Pins and Needles

This causes excessive pressure on the median nerve which controls your hand and fingers. First you will notice a feeling of “pins and needles” in the fingers, followed by loss of sensation and even a burning pain. This phenomenon is generally called carpal tunnel syndrome. The shape of the HandShoe Mouse provides full support of the hand and fingers to prevent this harmful pressure on the wrist. Please be aware that, even after providing relief from this pressure, the nerve stays tender and may still provoke pins and needles for weeks afterwards. But when you keep using this truly ergonomic mouse you should feel the difference!

Prevent Carpal Tunnel Syndrome? Go to the HandShoe Mouse website.

May 20 19

How to Choose a Good Ergonomic Mouse

byGuest Author

By Sjoerd Eisma

Did you know that 1 in 6 workers is suffering from some form of RSI or Carpal Tunnel Syndrome? These are conditions that, in the ergonomic industry, are widely associated with overuse of a poorly designed computer mouse. This can lead to people spending weeks or even months out of work and, in worst case scenarios, can require operations to resolve.

There is an easier alternative to developing these problems though – use a good ergonomic mouse. This begs the question, however, of how one identifies a ‘good’ ergonomic mouse. To answer that question, we first need to look at a regular mouse and the design problems that cause mouse pain to begin with.

Regular computer mice are designed in such a way as to make you grip them. (see image below) While this may seem normal, it is these very gripping and pinching actions that lead to RSI and Carpal Tunnel Syndrome developing. This is because the actions are being done all day, often 5 or 6 days a week, with the muscles getting little or no rest. On top of this, we often leave see people hovering over the mouse switches on conventional mice, adding to the muscle tension and cramped nature of the hand posture.
Another common issue with regular mice is the angle of the hand during the use of a computer mouse. We have two main bones in our forearm, Ulna and Radius, with a membrane connecting the two. To help prevent mouse pain, it is important that the blood flow through this membrane is as unobstructed as possible, and the angle of the hand on the mouse is key to this. To optimise the blood flow, the hand needs to be in the “natural position”. If the hand is twisted to far in one direction or another, the blood flow becomes restricted and problems can ensue.
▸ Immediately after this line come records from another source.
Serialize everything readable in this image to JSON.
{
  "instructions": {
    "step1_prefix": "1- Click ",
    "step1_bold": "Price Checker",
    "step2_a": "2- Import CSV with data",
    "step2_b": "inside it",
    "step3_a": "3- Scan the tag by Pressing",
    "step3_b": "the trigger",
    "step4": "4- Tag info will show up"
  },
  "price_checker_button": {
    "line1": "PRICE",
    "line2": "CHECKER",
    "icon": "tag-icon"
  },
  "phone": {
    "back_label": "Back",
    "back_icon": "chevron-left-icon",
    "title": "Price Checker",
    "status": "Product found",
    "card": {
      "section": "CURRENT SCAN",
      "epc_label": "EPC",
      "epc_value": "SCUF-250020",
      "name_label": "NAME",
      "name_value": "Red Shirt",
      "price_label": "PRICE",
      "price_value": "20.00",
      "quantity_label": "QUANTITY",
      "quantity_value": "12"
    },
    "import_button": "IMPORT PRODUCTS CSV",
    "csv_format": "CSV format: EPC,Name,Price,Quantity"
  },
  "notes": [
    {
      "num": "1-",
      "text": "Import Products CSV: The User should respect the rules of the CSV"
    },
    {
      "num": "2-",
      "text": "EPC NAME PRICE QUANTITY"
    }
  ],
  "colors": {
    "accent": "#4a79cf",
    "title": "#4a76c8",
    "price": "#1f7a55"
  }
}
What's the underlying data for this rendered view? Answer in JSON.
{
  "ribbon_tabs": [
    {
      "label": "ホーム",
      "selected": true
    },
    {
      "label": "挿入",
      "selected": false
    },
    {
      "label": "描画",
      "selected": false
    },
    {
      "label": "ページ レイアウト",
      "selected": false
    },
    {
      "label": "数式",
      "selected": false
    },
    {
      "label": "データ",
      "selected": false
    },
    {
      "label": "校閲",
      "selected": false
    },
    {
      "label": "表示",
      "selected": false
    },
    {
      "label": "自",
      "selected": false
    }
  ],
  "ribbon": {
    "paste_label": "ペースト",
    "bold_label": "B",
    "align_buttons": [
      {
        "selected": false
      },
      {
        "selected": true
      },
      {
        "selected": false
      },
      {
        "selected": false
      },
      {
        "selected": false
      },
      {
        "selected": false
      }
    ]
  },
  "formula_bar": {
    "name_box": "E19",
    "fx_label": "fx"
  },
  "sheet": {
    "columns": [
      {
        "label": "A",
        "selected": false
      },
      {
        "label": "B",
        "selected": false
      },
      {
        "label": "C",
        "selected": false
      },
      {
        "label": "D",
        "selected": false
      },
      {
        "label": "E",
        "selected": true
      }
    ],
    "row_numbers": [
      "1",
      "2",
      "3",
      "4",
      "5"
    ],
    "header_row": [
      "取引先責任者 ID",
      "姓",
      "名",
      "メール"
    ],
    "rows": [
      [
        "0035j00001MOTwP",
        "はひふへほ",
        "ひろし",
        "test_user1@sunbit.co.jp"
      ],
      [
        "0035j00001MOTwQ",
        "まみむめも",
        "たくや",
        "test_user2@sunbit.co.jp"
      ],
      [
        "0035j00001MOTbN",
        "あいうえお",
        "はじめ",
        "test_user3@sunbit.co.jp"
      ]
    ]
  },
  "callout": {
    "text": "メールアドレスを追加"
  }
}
The last problem worth mentioning is the development of rough/irritated patches of skin around the wrist area. These often develop due to the rubbing of the wrist against the desk during mouse use. Because the skin there is quite thin, with the bone quite close to the surface, it is an easy area of the body to irritate. While this is sometimes considered a minor issue compared to the big problems like RSI and Carpal Tunnel, it is easily preventable.

If the above causes mouse pain, then an ideal ergonomic mouse would do the following:

  1. Prevent any gripping and pinching – you shouldn’t have to/be able to hold on to the mouse to move it.
  2. The hand should rest on the mouse in a neutral position – all research concludes the hand should sit at an angle of between 25 and 30 degrees.
  3. The hand and arm should be supported in places where the body and tissue are biologically designed to support the weight – the membrane of the palm and the fatty tissue on the underside of the forearm are good for this.

The HandShoe Mouse is an example of the only ergonomic mouse currently on the market that was designed off the back of peer reviewed university research. The above factors, and many more, were all considered during the design of this mouse. The resulting design, when tested in the tax offices in The Netherlands was that every member of staff that was out of work with mouse complaints were able to come back into work again while working with the mouse.

Although it can be time consuming to find, there is a great deal of research supporting very specific ergonomic mouse designs. Much of this research can be found on our publications page (https://handshoemouse.com/publications/) and is largely third-party material.  Posted in Ergonomic Mouse

May 2 19

Why Giving Your Employees a Mentor Increases the Chances They’ll Stay

byGuest Author
May 2 19

Staying Active in the Workplace

byGuest Author